## How to complete this task
With the pictures left out, every record must be reproduced exactly.

Website and app data records:

Content starts

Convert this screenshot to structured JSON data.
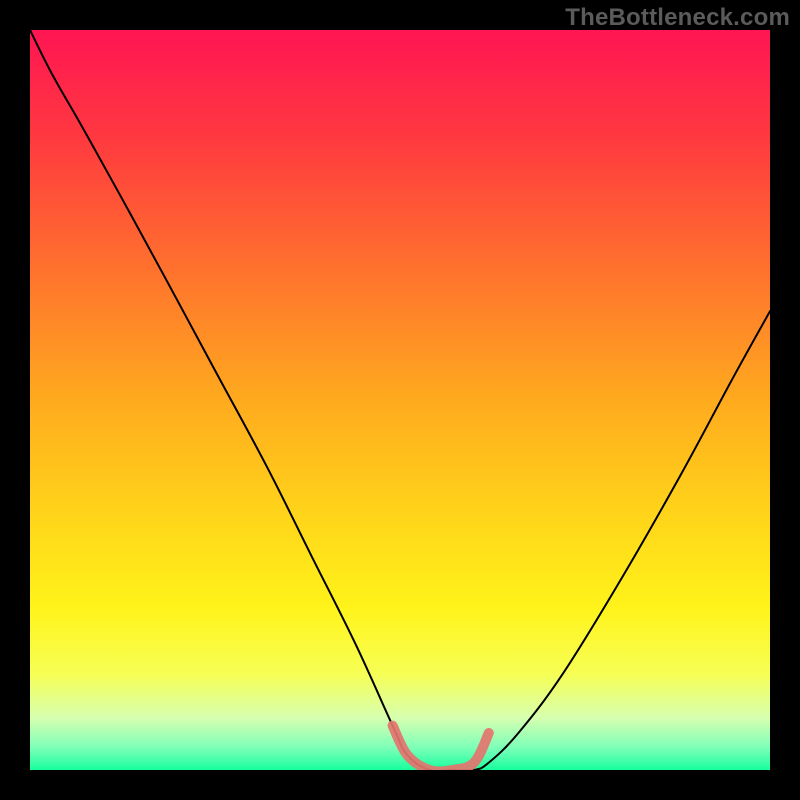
{
  "watermark": "TheBottleneck.com",
  "chart_data": {
    "type": "line",
    "title": "",
    "xlabel": "",
    "ylabel": "",
    "xlim": [
      0,
      100
    ],
    "ylim": [
      0,
      100
    ],
    "background_gradient": {
      "stops": [
        {
          "offset": 0.0,
          "color": "#ff1553"
        },
        {
          "offset": 0.15,
          "color": "#ff3a3f"
        },
        {
          "offset": 0.35,
          "color": "#ff7a2b"
        },
        {
          "offset": 0.5,
          "color": "#ffaa1e"
        },
        {
          "offset": 0.65,
          "color": "#ffd31a"
        },
        {
          "offset": 0.78,
          "color": "#fff31a"
        },
        {
          "offset": 0.87,
          "color": "#f7ff55"
        },
        {
          "offset": 0.93,
          "color": "#d6ffb0"
        },
        {
          "offset": 0.97,
          "color": "#7dffb8"
        },
        {
          "offset": 1.0,
          "color": "#17ff9e"
        }
      ]
    },
    "series": [
      {
        "name": "bottleneck-curve",
        "color": "#000000",
        "width": 2,
        "x": [
          0,
          3,
          7,
          12,
          18,
          25,
          32,
          38,
          44,
          49,
          51,
          54,
          57,
          60,
          62,
          66,
          72,
          80,
          88,
          95,
          100
        ],
        "y": [
          100,
          94,
          87,
          78,
          67,
          54,
          41,
          29,
          17,
          6,
          2,
          0,
          0,
          0,
          1,
          5,
          13,
          26,
          40,
          53,
          62
        ]
      },
      {
        "name": "trough-highlight",
        "color": "#e4746e",
        "width": 10,
        "x": [
          49,
          51,
          54,
          57,
          60,
          62
        ],
        "y": [
          6,
          2,
          0,
          0,
          1,
          5
        ]
      }
    ]
  }
}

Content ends

## Exercise answer
Convert this screenshot to structured JSON data.
{
  "watermark": "TheBottleneck.com",
  "chart_data": {
    "type": "line",
    "title": "",
    "xlabel": "",
    "ylabel": "",
    "xlim": [
      0,
      100
    ],
    "ylim": [
      0,
      100
    ],
    "background_gradient": {
      "stops": [
        {
          "offset": 0.0,
          "color": "#ff1553"
        },
        {
          "offset": 0.15,
          "color": "#ff3a3f"
        },
        {
          "offset": 0.35,
          "color": "#ff7a2b"
        },
        {
          "offset": 0.5,
          "color": "#ffaa1e"
        },
        {
          "offset": 0.65,
          "color": "#ffd31a"
        },
        {
          "offset": 0.78,
          "color": "#fff31a"
        },
        {
          "offset": 0.87,
          "color": "#f7ff55"
        },
        {
          "offset": 0.93,
          "color": "#d6ffb0"
        },
        {
          "offset": 0.97,
          "color": "#7dffb8"
        },
        {
          "offset": 1.0,
          "color": "#17ff9e"
        }
      ]
    },
    "series": [
      {
        "name": "bottleneck-curve",
        "color": "#000000",
        "width": 2,
        "x": [
          0,
          3,
          7,
          12,
          18,
          25,
          32,
          38,
          44,
          49,
          51,
          54,
          57,
          60,
          62,
          66,
          72,
          80,
          88,
          95,
          100
        ],
        "y": [
          100,
          94,
          87,
          78,
          67,
          54,
          41,
          29,
          17,
          6,
          2,
          0,
          0,
          0,
          1,
          5,
          13,
          26,
          40,
          53,
          62
        ]
      },
      {
        "name": "trough-highlight",
        "color": "#e4746e",
        "width": 10,
        "x": [
          49,
          51,
          54,
          57,
          60,
          62
        ],
        "y": [
          6,
          2,
          0,
          0,
          1,
          5
        ]
      }
    ]
  }
}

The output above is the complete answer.